> _ASSIGNMENT_: Produce the same data once more, line for line.

> _INPUT DATA_:

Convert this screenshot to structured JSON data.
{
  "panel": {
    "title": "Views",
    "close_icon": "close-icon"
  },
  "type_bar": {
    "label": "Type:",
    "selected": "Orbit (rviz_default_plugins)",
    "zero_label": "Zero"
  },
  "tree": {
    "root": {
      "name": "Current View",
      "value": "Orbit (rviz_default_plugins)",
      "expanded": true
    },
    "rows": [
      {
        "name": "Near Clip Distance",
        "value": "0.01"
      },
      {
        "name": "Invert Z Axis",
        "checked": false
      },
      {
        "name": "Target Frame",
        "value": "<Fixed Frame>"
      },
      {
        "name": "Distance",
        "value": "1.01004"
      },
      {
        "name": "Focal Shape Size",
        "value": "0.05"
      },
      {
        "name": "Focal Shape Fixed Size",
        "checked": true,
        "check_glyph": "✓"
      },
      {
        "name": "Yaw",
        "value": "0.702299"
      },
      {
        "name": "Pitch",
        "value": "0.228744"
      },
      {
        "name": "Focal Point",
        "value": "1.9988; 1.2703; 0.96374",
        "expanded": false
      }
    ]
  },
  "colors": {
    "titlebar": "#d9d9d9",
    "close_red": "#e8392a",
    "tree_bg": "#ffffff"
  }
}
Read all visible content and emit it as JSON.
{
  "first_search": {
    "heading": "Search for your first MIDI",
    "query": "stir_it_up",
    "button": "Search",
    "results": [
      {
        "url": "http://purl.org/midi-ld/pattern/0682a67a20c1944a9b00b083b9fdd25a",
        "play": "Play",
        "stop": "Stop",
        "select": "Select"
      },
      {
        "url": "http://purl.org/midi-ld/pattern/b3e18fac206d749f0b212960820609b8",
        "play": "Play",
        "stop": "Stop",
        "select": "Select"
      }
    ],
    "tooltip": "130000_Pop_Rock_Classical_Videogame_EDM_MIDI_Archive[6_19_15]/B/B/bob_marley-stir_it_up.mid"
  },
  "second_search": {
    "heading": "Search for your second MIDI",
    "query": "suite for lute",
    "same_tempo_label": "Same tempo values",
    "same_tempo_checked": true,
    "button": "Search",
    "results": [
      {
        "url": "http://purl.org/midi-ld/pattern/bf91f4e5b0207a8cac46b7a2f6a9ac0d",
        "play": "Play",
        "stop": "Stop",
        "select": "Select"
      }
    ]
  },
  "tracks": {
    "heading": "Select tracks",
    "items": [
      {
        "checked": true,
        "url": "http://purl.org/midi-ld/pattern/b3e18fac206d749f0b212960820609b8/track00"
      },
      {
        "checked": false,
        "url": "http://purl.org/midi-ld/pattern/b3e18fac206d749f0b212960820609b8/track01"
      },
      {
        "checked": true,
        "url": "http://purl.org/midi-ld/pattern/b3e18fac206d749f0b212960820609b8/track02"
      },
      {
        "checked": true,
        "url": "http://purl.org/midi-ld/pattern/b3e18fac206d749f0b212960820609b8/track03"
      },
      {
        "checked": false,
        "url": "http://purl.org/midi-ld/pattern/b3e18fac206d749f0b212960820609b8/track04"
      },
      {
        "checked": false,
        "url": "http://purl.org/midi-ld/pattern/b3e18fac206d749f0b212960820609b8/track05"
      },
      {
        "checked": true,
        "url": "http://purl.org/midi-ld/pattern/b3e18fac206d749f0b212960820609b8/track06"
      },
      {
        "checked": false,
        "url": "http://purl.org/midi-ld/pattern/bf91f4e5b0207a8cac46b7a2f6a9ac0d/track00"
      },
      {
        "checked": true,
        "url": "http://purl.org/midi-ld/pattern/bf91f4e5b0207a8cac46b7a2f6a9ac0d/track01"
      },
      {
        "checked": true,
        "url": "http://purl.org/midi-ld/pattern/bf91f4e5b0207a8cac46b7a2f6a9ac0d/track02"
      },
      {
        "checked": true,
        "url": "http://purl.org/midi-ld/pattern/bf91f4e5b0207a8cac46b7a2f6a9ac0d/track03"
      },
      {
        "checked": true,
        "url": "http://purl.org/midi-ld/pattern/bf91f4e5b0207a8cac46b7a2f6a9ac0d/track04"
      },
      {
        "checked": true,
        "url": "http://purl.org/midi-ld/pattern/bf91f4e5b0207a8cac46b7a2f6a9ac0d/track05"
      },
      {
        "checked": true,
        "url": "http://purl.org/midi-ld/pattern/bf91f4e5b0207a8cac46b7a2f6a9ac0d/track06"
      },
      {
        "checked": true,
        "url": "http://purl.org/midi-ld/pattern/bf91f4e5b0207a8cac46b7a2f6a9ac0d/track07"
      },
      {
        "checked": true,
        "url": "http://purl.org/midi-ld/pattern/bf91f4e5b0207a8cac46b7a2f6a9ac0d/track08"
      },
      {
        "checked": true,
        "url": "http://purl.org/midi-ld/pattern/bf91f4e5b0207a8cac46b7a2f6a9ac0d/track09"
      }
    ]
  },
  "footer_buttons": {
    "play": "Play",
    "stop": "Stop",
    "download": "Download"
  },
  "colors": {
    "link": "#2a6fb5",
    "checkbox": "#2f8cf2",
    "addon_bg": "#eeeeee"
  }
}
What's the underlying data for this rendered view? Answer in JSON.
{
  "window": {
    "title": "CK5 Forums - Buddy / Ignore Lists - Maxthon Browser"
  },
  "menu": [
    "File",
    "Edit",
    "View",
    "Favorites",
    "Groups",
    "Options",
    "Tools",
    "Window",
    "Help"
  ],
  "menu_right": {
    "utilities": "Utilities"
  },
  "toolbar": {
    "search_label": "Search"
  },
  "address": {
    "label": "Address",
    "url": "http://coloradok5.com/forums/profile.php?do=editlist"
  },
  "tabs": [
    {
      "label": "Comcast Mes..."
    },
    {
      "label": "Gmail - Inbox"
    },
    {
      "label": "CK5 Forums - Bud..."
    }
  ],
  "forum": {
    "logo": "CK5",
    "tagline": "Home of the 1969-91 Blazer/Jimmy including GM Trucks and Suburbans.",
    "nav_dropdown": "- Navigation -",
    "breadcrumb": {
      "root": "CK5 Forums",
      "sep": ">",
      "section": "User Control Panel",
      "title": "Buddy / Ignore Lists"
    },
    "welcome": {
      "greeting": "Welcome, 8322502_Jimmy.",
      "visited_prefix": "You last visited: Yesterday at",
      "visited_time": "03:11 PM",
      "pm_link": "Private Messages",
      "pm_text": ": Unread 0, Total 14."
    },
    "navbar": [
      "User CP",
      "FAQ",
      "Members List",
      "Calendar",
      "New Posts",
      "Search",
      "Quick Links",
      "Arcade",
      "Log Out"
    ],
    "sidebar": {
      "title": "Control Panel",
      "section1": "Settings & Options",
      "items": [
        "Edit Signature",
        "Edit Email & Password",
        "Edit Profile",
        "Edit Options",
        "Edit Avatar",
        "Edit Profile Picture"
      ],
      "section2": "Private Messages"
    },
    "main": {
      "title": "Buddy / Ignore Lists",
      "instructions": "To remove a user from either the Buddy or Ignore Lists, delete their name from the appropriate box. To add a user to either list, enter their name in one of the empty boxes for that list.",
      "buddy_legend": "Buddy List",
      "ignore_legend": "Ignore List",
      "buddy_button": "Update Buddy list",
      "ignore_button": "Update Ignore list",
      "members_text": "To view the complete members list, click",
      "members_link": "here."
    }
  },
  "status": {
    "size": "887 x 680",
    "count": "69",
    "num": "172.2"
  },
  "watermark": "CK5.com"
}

> _RESPONSE BOX_:
Convert this screenshot to structured JSON data.
{
  "panel": {
    "title": "Views",
    "close_icon": "close-icon"
  },
  "type_bar": {
    "label": "Type:",
    "selected": "Orbit (rviz_default_plugins)",
    "zero_label": "Zero"
  },
  "tree": {
    "root": {
      "name": "Current View",
      "value": "Orbit (rviz_default_plugins)",
      "expanded": true
    },
    "rows": [
      {
        "name": "Near Clip Distance",
        "value": "0.01"
      },
      {
        "name": "Invert Z Axis",
        "checked": false
      },
      {
        "name": "Target Frame",
        "value": "<Fixed Frame>"
      },
      {
        "name": "Distance",
        "value": "1.01004"
      },
      {
        "name": "Focal Shape Size",
        "value": "0.05"
      },
      {
        "name": "Focal Shape Fixed Size",
        "checked": true,
        "check_glyph": "✓"
      },
      {
        "name": "Yaw",
        "value": "0.702299"
      },
      {
        "name": "Pitch",
        "value": "0.228744"
      },
      {
        "name": "Focal Point",
        "value": "1.9988; 1.2703; 0.96374",
        "expanded": false
      }
    ]
  },
  "colors": {
    "titlebar": "#d9d9d9",
    "close_red": "#e8392a",
    "tree_bg": "#ffffff"
  }
}
Read all visible content and emit it as JSON.
{
  "first_search": {
    "heading": "Search for your first MIDI",
    "query": "stir_it_up",
    "button": "Search",
    "results": [
      {
        "url": "http://purl.org/midi-ld/pattern/0682a67a20c1944a9b00b083b9fdd25a",
        "play": "Play",
        "stop": "Stop",
        "select": "Select"
      },
      {
        "url": "http://purl.org/midi-ld/pattern/b3e18fac206d749f0b212960820609b8",
        "play": "Play",
        "stop": "Stop",
        "select": "Select"
      }
    ],
    "tooltip": "130000_Pop_Rock_Classical_Videogame_EDM_MIDI_Archive[6_19_15]/B/B/bob_marley-stir_it_up.mid"
  },
  "second_search": {
    "heading": "Search for your second MIDI",
    "query": "suite for lute",
    "same_tempo_label": "Same tempo values",
    "same_tempo_checked": true,
    "button": "Search",
    "results": [
      {
        "url": "http://purl.org/midi-ld/pattern/bf91f4e5b0207a8cac46b7a2f6a9ac0d",
        "play": "Play",
        "stop": "Stop",
        "select": "Select"
      }
    ]
  },
  "tracks": {
    "heading": "Select tracks",
    "items": [
      {
        "checked": true,
        "url": "http://purl.org/midi-ld/pattern/b3e18fac206d749f0b212960820609b8/track00"
      },
      {
        "checked": false,
        "url": "http://purl.org/midi-ld/pattern/b3e18fac206d749f0b212960820609b8/track01"
      },
      {
        "checked": true,
        "url": "http://purl.org/midi-ld/pattern/b3e18fac206d749f0b212960820609b8/track02"
      },
      {
        "checked": true,
        "url": "http://purl.org/midi-ld/pattern/b3e18fac206d749f0b212960820609b8/track03"
      },
      {
        "checked": false,
        "url": "http://purl.org/midi-ld/pattern/b3e18fac206d749f0b212960820609b8/track04"
      },
      {
        "checked": false,
        "url": "http://purl.org/midi-ld/pattern/b3e18fac206d749f0b212960820609b8/track05"
      },
      {
        "checked": true,
        "url": "http://purl.org/midi-ld/pattern/b3e18fac206d749f0b212960820609b8/track06"
      },
      {
        "checked": false,
        "url": "http://purl.org/midi-ld/pattern/bf91f4e5b0207a8cac46b7a2f6a9ac0d/track00"
      },
      {
        "checked": true,
        "url": "http://purl.org/midi-ld/pattern/bf91f4e5b0207a8cac46b7a2f6a9ac0d/track01"
      },
      {
        "checked": true,
        "url": "http://purl.org/midi-ld/pattern/bf91f4e5b0207a8cac46b7a2f6a9ac0d/track02"
      },
      {
        "checked": true,
        "url": "http://purl.org/midi-ld/pattern/bf91f4e5b0207a8cac46b7a2f6a9ac0d/track03"
      },
      {
        "checked": true,
        "url": "http://purl.org/midi-ld/pattern/bf91f4e5b0207a8cac46b7a2f6a9ac0d/track04"
      },
      {
        "checked": true,
        "url": "http://purl.org/midi-ld/pattern/bf91f4e5b0207a8cac46b7a2f6a9ac0d/track05"
      },
      {
        "checked": true,
        "url": "http://purl.org/midi-ld/pattern/bf91f4e5b0207a8cac46b7a2f6a9ac0d/track06"
      },
      {
        "checked": true,
        "url": "http://purl.org/midi-ld/pattern/bf91f4e5b0207a8cac46b7a2f6a9ac0d/track07"
      },
      {
        "checked": true,
        "url": "http://purl.org/midi-ld/pattern/bf91f4e5b0207a8cac46b7a2f6a9ac0d/track08"
      },
      {
        "checked": true,
        "url": "http://purl.org/midi-ld/pattern/bf91f4e5b0207a8cac46b7a2f6a9ac0d/track09"
      }
    ]
  },
  "footer_buttons": {
    "play": "Play",
    "stop": "Stop",
    "download": "Download"
  },
  "colors": {
    "link": "#2a6fb5",
    "checkbox": "#2f8cf2",
    "addon_bg": "#eeeeee"
  }
}
What's the underlying data for this rendered view? Answer in JSON.
{
  "window": {
    "title": "CK5 Forums - Buddy / Ignore Lists - Maxthon Browser"
  },
  "menu": [
    "File",
    "Edit",
    "View",
    "Favorites",
    "Groups",
    "Options",
    "Tools",
    "Window",
    "Help"
  ],
  "menu_right": {
    "utilities": "Utilities"
  },
  "toolbar": {
    "search_label": "Search"
  },
  "address": {
    "label": "Address",
    "url": "http://coloradok5.com/forums/profile.php?do=editlist"
  },
  "tabs": [
    {
      "label": "Comcast Mes..."
    },
    {
      "label": "Gmail - Inbox"
    },
    {
      "label": "CK5 Forums - Bud..."
    }
  ],
  "forum": {
    "logo": "CK5",
    "tagline": "Home of the 1969-91 Blazer/Jimmy including GM Trucks and Suburbans.",
    "nav_dropdown": "- Navigation -",
    "breadcrumb": {
      "root": "CK5 Forums",
      "sep": ">",
      "section": "User Control Panel",
      "title": "Buddy / Ignore Lists"
    },
    "welcome": {
      "greeting": "Welcome, 8322502_Jimmy.",
      "visited_prefix": "You last visited: Yesterday at",
      "visited_time": "03:11 PM",
      "pm_link": "Private Messages",
      "pm_text": ": Unread 0, Total 14."
    },
    "navbar": [
      "User CP",
      "FAQ",
      "Members List",
      "Calendar",
      "New Posts",
      "Search",
      "Quick Links",
      "Arcade",
      "Log Out"
    ],
    "sidebar": {
      "title": "Control Panel",
      "section1": "Settings & Options",
      "items": [
        "Edit Signature",
        "Edit Email & Password",
        "Edit Profile",
        "Edit Options",
        "Edit Avatar",
        "Edit Profile Picture"
      ],
      "section2": "Private Messages"
    },
    "main": {
      "title": "Buddy / Ignore Lists",
      "instructions": "To remove a user from either the Buddy or Ignore Lists, delete their name from the appropriate box. To add a user to either list, enter their name in one of the empty boxes for that list.",
      "buddy_legend": "Buddy List",
      "ignore_legend": "Ignore List",
      "buddy_button": "Update Buddy list",
      "ignore_button": "Update Ignore list",
      "members_text": "To view the complete members list, click",
      "members_link": "here."
    }
  },
  "status": {
    "size": "887 x 680",
    "count": "69",
    "num": "172.2"
  },
  "watermark": "CK5.com"
}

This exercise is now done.